My very existence is troublesome to some or encouraging to others. And almost everyone assumes a lot about what I do or do not believe about the Bible and gender and Jesus.
There is an added complexity for those of us who are willing to collaborate with and even learn from complementarians. We love the church and the Scriptures and don’t want to “burn it all down.”
Progressives see us as “fraternizing with the enemy,” and yet we never fit into complementarian circles. So we end up feeling like misfits in the conversation—buffeted by both sides of an immensely polarized church, which often regards the gospel of Jesus as second fiddle to the debates of the day.
In my own denomination, my sisters who are clergy are lightning rods in ways they never asked to be. They serve their churches. They each submit to their bishop. And they often have to navigate criticism about everything from their voice to their theology in ways that men do not.
Oh really? With that attitude, we can be thankful that she’s not leading any blind people.
And yet, they continue to be pastors. Because that is what they are: pastors, shepherds, mothers, servants.
Traitors. Rebellious servants. Man-hating hags. Living, walking curses against the Father Of All.
Yesterday, a younger woman in ministry sat on my couch and said, “I’m doing this to see people set free.” Because what draws us into ministry is Jesus and his mission. We aren’t motivated by second wave feminism or by “the impulses unleashed by liberation theology,” as Al Mohler put in his recent response to the Saddleback news. We want to serve the church with the gifts God has given.
Typical for a complementarian, he found some men to blame for female misconduct.

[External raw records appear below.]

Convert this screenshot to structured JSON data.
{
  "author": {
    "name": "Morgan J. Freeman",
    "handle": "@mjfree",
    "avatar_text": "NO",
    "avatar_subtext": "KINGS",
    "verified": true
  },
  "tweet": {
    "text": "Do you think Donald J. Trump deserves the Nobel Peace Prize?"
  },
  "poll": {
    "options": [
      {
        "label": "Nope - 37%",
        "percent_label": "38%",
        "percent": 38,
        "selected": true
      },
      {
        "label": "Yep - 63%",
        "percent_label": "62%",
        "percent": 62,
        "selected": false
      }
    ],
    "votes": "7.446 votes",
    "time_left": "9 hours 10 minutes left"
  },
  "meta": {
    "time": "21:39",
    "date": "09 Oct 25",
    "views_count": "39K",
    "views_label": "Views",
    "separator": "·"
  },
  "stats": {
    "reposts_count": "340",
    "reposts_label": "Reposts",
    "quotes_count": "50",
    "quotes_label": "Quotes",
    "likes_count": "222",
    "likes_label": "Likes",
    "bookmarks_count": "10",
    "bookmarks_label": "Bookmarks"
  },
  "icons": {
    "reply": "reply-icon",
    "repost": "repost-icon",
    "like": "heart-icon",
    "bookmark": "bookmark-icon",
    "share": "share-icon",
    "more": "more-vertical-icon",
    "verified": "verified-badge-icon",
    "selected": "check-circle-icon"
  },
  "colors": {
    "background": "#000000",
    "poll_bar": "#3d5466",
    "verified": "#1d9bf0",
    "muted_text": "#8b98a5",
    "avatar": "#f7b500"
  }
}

As a female priest, I often feel like an unwilling pundit in a culture war that I frankly find boring. What’s interesting to me about ministry isn’t convincing anyone that I’m worthy of a particular office. What’s interesting about ministry is participating in Jesus’ work in the church.